It little profits that an idle king, By this still hearth, among these barren crags, Match'd with an aged wife, I mete and dole Unequal laws unto a savage race, That hoard, and sleep, and feed, and know not me.
The poem begins by telling us that a king gains nothing from just sitting around by the fire with his wife and making laws for people who don't even know him.
The speaker at first seems at to be some kind of observer or impersonal figure who knows a lot about how to be a king, but in line 3 we learn that the king himself, Ulysses, is speaking.
The phrase "it little profits" is another way of saying, "it is useless" or "it isn't beneficial."
"Mete" means "to allot" or "measure out." Here it refers to the king's allotment of rewards and punishments to his subjects.
"Unequal" doesn't mean that the rewards and punishments are unjust or unfair, but rather variable.
"Match'd" doesn't refer to a tennis match or other sporting event; it means something like "paired" or "partnered with."
Ulysses' subjects are presented to us as a large group of drones who do nothing but eat and sleep.
I cannot rest from travel: I will drink Life to the lees: all times I have enjoyed Greatly, have suffered greatly, both with those That loved me, and alone; on shore, and when Through scudding drifts the rainy Hyades Vexed the dim sea:
After his moralistic opening, Ulysses tells us more about why sitting around doling out rewards and punishments bores him.
We learn that he is a restless spirit who doesn't want to take a break from roaming the ocean in search of adventure. He will not let life pass him by.
The word "lees" originally referred to the sediment accumulated at the bottom of a bottle of wine; to "drink life to the lees" means to drink to the very last drop. Nowadays we might say something like "live life to the fullest."
Ulysses tells us that he has had a lot of good times and a lot of bad times, sometimes with his best friends, and sometimes alone, both on dry land and while sailing through potentially destructive storms.
"Scudding drifts" are pounding showers of rain that one might encounter at sea during a storm or while crab fishing off the coast of Alaska.

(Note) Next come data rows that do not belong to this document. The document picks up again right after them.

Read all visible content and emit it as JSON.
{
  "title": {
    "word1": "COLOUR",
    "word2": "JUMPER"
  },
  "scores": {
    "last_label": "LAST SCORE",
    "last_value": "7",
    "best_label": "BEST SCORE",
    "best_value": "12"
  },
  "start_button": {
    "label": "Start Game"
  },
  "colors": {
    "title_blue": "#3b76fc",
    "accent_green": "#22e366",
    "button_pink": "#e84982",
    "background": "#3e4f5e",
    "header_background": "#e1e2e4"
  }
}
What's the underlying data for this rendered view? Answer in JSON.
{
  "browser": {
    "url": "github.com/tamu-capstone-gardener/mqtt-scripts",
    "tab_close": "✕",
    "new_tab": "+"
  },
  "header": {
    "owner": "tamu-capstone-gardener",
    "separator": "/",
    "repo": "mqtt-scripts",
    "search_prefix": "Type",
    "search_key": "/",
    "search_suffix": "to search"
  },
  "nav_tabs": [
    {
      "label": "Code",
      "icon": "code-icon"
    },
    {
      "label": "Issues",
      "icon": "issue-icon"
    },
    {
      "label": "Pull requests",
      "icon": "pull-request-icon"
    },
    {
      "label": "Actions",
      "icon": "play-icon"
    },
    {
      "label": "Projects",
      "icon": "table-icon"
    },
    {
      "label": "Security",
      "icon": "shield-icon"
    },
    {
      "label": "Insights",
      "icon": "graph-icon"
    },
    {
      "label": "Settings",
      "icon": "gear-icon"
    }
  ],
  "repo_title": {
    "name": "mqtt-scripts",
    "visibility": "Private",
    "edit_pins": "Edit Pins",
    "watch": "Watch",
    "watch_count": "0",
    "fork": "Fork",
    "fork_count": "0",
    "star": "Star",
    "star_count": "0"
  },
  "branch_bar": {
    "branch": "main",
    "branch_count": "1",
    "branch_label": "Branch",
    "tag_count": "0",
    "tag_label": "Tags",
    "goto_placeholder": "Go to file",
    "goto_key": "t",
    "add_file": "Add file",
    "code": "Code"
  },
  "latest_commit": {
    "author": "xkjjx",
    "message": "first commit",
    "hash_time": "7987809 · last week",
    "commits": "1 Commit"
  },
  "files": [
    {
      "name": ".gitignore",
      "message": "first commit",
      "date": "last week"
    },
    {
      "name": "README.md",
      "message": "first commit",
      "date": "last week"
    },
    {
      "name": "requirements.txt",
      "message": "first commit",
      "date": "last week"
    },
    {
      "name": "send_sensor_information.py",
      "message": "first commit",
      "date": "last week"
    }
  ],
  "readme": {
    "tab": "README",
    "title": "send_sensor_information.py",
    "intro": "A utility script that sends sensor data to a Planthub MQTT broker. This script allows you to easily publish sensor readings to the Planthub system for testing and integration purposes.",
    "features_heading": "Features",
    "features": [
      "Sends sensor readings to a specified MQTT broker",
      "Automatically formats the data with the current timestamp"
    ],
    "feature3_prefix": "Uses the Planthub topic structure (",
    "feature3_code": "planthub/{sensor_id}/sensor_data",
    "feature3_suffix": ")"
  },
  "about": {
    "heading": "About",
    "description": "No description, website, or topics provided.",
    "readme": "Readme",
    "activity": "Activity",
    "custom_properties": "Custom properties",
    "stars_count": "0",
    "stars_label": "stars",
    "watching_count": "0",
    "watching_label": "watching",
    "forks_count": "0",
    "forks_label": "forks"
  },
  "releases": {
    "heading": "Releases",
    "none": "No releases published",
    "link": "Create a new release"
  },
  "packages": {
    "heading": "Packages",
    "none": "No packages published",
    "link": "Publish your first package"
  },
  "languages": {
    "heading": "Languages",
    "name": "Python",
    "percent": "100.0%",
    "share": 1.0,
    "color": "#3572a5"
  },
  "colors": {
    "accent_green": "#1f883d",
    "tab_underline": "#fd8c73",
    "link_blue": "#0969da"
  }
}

The "Hyades" are a group of stars in the constellation Taurus often associated with rain; their rising in the sky generally coincides with the rainy season. Here they are presented as agitators of the ocean.